As the all-male jury deliberates, viewers learn a little about each player. One is a bigoted taxi driver, another an easily flustered television station owner, another a high-minded artist, and so on. As they argue, they offer personal stories, and most are intensely fascinating.
Because of the Russian setting, “12” takes twists that vary significantly from Lumet’s film, and this makes it feel fresh and alive. The movie’s only downside is a dialogue-heavy screenplay that runs a full 160 minutes and takes place almost entirely in a school gymnasium that has been converted to a deliberation room. The fact that the picture is shown in Russian with English subtitles also presents a challenge for American viewers. Because there are so many characters, it can sometimes be difficult to decipher who’s talking, but this is in no way a flaw of the film.
Length and language barriers aside, “12” is highly recommended for anyone who enjoys character dramas that are more interested in ideas than action.
Sadly, the DVD has no significant extra features.
ALSO OUT THIS WEEK
“Horsemen”: Dennis Quaid stars as a detective investigating a serial killing spree linked to the Four Horsemen of the Apocalypse. The movie, directed by Jonas Akerlund, also stars Ziyi Zhang and Clifton Collins Jr.
“The Edge of Love”: Keira Knightley, Sienna Miller, Cillian Murphy and Matthew Rhys star in this period piece that is loosely based on events in the life of Welsh poet Dylan Thomas. Despite being married to a spirited woman (Miller), Thomas (Rhys) finds himself enamored with his teen sweetheart (Knightley) and the three form an uneasy yet surprisingly tight relationship.
“Menage”: French director Bertrand Blier’s 1986 dramedy about a petty thief who insinuates himself into the lives of an unhappy married couple is receiving its DVD debut. The movie was nominated for eight Cesar Awards and the Golden Palm at the Cannes Film Festival when released theatrically. Gerard Depardieu, Michel Blanc and Miou-Miou star.
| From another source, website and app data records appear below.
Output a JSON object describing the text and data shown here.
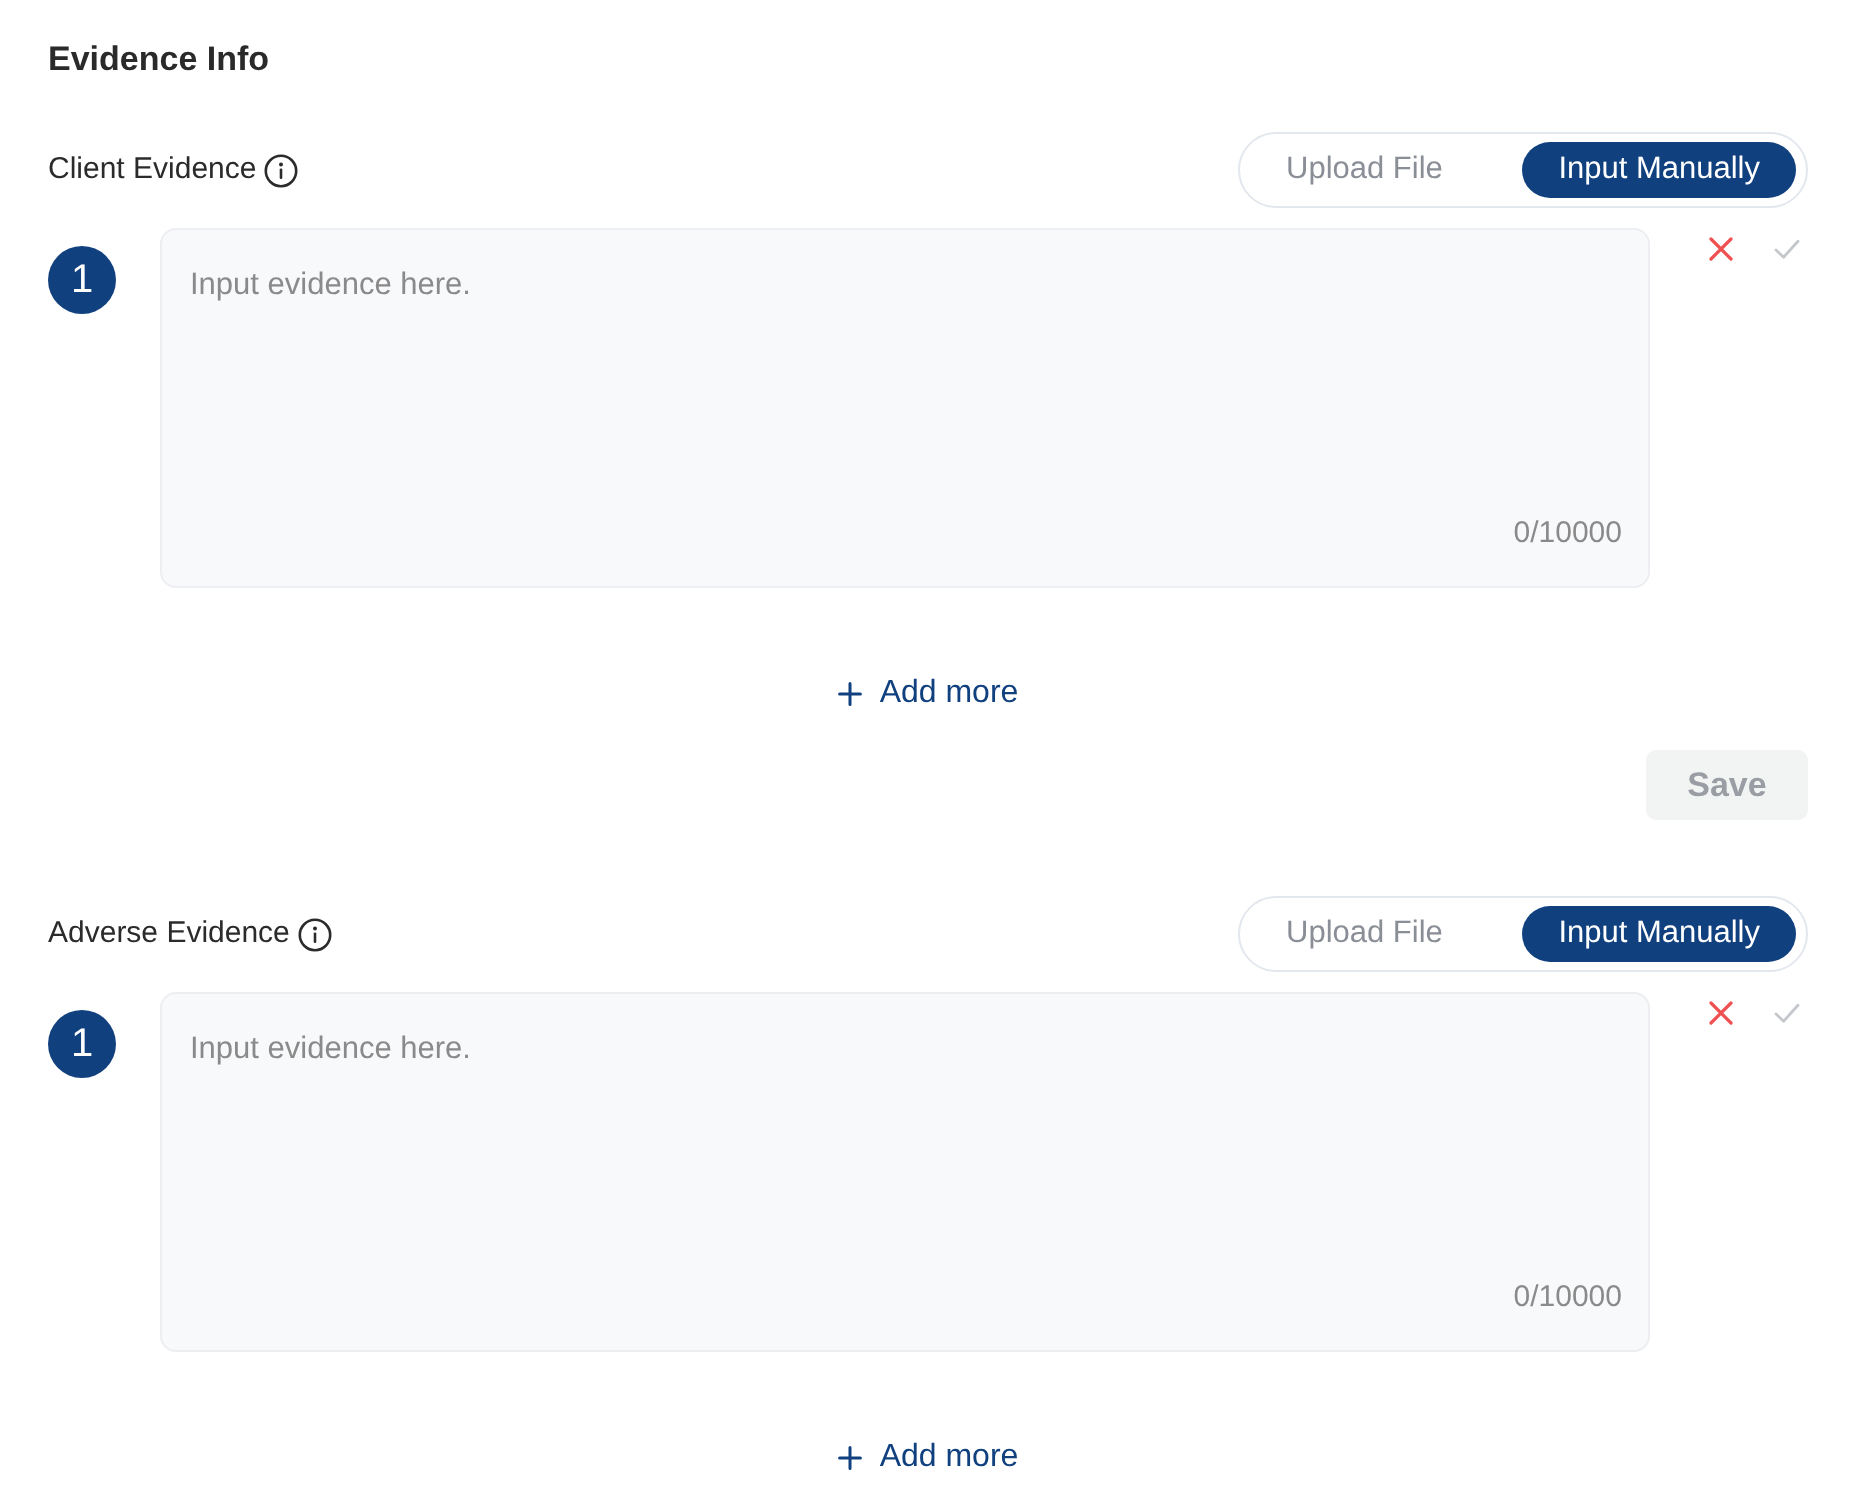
{
  "heading": "Evidence Info",
  "sections": [
    {
      "title": "Client Evidence",
      "mode_options": [
        {
          "label": "Upload File",
          "selected": false
        },
        {
          "label": "Input Manually",
          "selected": true
        }
      ],
      "entries": [
        {
          "number": "1",
          "placeholder": "Input evidence here.",
          "counter": "0/10000"
        }
      ],
      "add_more": "Add more",
      "save": {
        "label": "Save",
        "disabled": true
      }
    },
    {
      "title": "Adverse Evidence",
      "mode_options": [
        {
          "label": "Upload File",
          "selected": false
        },
        {
          "label": "Input Manually",
          "selected": true
        }
      ],
      "entries": [
        {
          "number": "1",
          "placeholder": "Input evidence here.",
          "counter": "0/10000"
        }
      ],
      "add_more": "Add more"
    }
  ]
}
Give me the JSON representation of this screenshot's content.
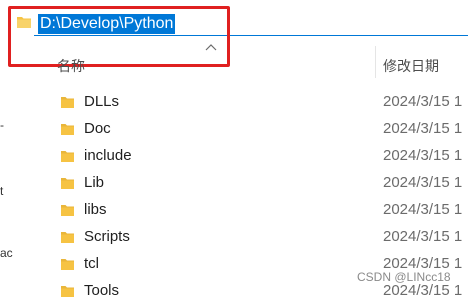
{
  "address_bar": {
    "path": "D:\\Develop\\Python",
    "icon": "folder-icon"
  },
  "columns": {
    "name_label": "名称",
    "date_label": "修改日期",
    "sort_indicator": "chevron-up-icon"
  },
  "nav_glyphs": [
    "-",
    "t",
    "ac"
  ],
  "files": [
    {
      "name": "DLLs",
      "modified": "2024/3/15 1",
      "icon": "folder-icon"
    },
    {
      "name": "Doc",
      "modified": "2024/3/15 1",
      "icon": "folder-icon"
    },
    {
      "name": "include",
      "modified": "2024/3/15 1",
      "icon": "folder-icon"
    },
    {
      "name": "Lib",
      "modified": "2024/3/15 1",
      "icon": "folder-icon"
    },
    {
      "name": "libs",
      "modified": "2024/3/15 1",
      "icon": "folder-icon"
    },
    {
      "name": "Scripts",
      "modified": "2024/3/15 1",
      "icon": "folder-icon"
    },
    {
      "name": "tcl",
      "modified": "2024/3/15 1",
      "icon": "folder-icon"
    },
    {
      "name": "Tools",
      "modified": "2024/3/15 1",
      "icon": "folder-icon"
    }
  ],
  "watermark": "CSDN @LINcc18",
  "colors": {
    "selection": "#0078d7",
    "highlight_box": "#e02020",
    "folder": "#f6c343"
  }
}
“For All Mankind”: Director Al Reinert’s 1989 documentary considering NASA’s Apollo moon missions. The film is built on actual NASA footage and features narration by the astronauts who flew the missions.
“Mad Men” — Season 2: This AMC series, centered on the employees of a fictional, 1960s advertising firm, has won two consecutive Golden Globes for best television drama. Season three is set to begin in August, so you have plenty of time to plow through this four-disc set and get up to speed.
Forrest Hartman is an independent film critic whose byline has appeared in some of the nation’s largest publications. E-mail him at Forrest@ForrestHartman.com